Anti-fascist[edit]

In 1938, Ehrlich was the official representative for the city's Jews in Vienna's City Government . He brought international attention to the growing strength of Austrian fascism with a masterful and widely reported speech delivered during the annual budget debate. In that speech he showed how each of the individual laws and regulations passed by the anti-semites of the city council, and each hypocritical encroachments on the rights of Jewish citizens, also damaged the overall integrity of government and the rule of law. The speech was printed in all the larger foreign newspapers with lively supportive commentary. The German press, too, reported the speech; and Julius Streichers Nazi paper Der Stürmer printed a furious attack. Ehrlich's caricature occupied the entire front page with the headline: "What is the Jew Ehrlich up to in Vienna's German Council?"
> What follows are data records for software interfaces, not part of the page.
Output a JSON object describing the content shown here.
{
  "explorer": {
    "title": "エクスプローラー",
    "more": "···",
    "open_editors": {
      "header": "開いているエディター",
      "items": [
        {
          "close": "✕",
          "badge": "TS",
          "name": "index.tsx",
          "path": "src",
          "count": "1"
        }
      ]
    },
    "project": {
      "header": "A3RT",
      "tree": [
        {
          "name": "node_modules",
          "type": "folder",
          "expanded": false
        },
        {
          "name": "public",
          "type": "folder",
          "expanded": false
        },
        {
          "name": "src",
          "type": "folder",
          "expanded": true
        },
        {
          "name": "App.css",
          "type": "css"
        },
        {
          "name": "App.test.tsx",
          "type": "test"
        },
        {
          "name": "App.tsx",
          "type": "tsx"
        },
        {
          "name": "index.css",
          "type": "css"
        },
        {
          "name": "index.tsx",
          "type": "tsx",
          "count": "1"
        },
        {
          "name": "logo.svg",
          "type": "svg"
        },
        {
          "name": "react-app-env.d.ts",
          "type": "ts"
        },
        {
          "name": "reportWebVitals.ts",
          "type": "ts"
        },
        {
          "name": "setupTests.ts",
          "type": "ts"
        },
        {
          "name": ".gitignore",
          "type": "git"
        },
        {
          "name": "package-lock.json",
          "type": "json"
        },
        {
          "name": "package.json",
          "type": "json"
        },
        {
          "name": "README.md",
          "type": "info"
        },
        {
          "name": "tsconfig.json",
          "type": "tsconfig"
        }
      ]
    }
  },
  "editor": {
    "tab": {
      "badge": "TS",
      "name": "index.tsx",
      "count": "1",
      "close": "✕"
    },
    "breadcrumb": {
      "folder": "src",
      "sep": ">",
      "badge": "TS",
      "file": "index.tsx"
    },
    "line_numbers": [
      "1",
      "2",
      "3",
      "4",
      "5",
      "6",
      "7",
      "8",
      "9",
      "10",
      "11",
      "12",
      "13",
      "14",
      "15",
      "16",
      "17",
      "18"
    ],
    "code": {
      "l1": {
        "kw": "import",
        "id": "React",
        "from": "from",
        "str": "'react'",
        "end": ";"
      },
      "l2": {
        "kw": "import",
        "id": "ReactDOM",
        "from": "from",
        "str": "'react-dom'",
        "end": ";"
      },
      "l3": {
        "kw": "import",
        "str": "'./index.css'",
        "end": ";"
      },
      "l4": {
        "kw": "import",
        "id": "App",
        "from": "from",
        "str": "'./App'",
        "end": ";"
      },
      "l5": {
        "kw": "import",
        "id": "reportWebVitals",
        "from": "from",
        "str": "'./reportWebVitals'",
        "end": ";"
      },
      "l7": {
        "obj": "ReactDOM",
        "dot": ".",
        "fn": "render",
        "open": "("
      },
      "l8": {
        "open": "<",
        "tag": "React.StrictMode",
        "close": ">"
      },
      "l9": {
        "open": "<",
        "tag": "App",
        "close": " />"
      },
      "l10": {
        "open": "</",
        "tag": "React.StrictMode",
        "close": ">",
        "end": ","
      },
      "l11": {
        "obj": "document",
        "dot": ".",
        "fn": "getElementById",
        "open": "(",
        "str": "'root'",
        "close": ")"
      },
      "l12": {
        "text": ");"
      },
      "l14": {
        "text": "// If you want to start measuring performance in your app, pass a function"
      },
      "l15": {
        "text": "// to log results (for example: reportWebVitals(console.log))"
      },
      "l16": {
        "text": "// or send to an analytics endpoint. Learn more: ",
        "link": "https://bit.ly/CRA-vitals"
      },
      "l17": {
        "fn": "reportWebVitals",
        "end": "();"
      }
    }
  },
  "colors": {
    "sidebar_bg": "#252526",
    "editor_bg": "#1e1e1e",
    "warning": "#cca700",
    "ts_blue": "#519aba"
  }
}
A few months later the German army was welcomed into Vienna, and Ehrlich was arrested on a spurious charge of trying to organize armed resistance against the Nazis.[3] A few weeks later his body was returned in a sealed coffin. He is buried in Vienna's Jewish cemetery. A memorial plaque for members of the Vienna municipal council killed in the Nazi period, among them Jakob Ehrlich, was installed in the Vienna town hall in 1988.

References[edit]

General
  • Friedmann, Leopold (1955), Dr. Jakob Ehrlich, His Character and his Work. 
  • Adunka, Evelyn (July 2009). "Jakob and Irma Ehrlich". Chilufim (University of Salzburg): 205–208. ISBN 978-3-643-50113-4. 
  • Fraenkel, Josef (July 1957). "Dr. Jakob Ehrlich, A Profile". AJR Information: 7. 
Specific
  1. ^ http://www.doew.at/projekte/holocaust/shoahengl/1938/kz38.html 1938/39: Transports of Austrian Jews to concentration camps - the first murders
  2. ^ http://www.austrianinformation.org/march-april-2008/interview-with-siegmund-levarie.html Interview with Siegmund Levarie
  3. ^ a b http://www.ajr.org.uk/journalpdf/1957_july.pdf Dr. Jakob Ehrlich, A Profile